Last August, on the first day of classes for the fall 2011 semester at the University of Texas at Austin, I stood on a pebbled apron of the UT Tower in a patch of shade and took in a timeless scene. A parade of youth passed before me, their backs bent to accommodate the weight of their packs. Guys in baseball caps and baggy shorts sailed a Frisbee across a parched lawn beneath a flagpole. Girls with ponytails and jogging shorts screamed with delight when they spotted a familiar face.
The setting was at once uplifting and reassuring. In any year, on any campus, the first day of class is a moment, like the first day of spring training, when all things are still possible, when everything seems poised to turn out exactly as we want it. The entire world is nothing but promise.
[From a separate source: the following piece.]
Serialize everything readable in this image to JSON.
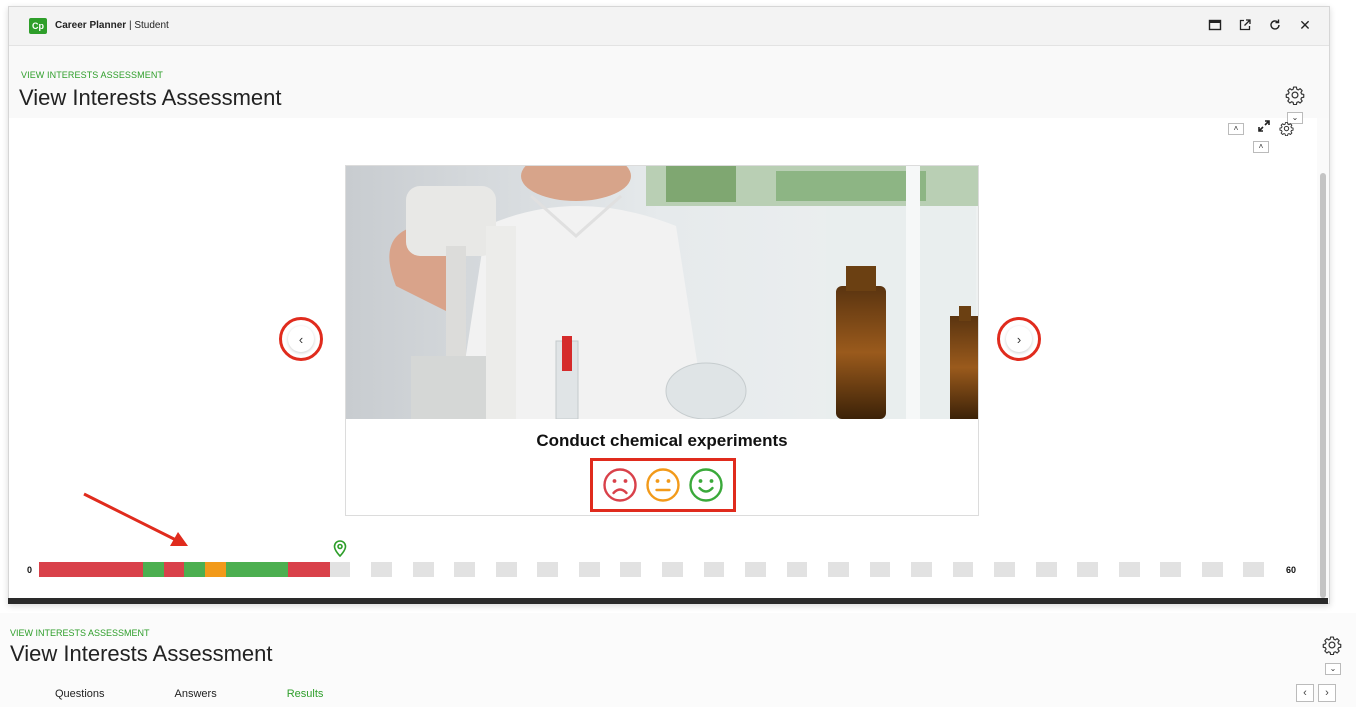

Looking out at the students’ faces, I recalled the days four decades ago when I was the one walking across this very campus as a law student. I remembered something Paul Woodruff, the dean of undergraduate studies, had once told me: “ UT,” he said, “is the largest concentration of smart young people in the world.”
Behind me loomed the Main Building and the Tower, the symbol of the pride and power and prestige of the university (notwithstanding the damning description by the late folklorist and UT professor J. Frank Dobie, who once said its top resembled a “Greek outhouse”). Occasionally students would glance up at the arcade that shades the entrance to the Tower, above which an inscription from John 8:32 reads, “Ye shall know the truth and the truth shall make you free.” It is a noble sentiment that is at the core of any liberal arts education, yet from where I stood, it was freighted with irony: though they gazed upon this line of scripture, few of the students crossing before me knew the truth about what was happening inside the citadel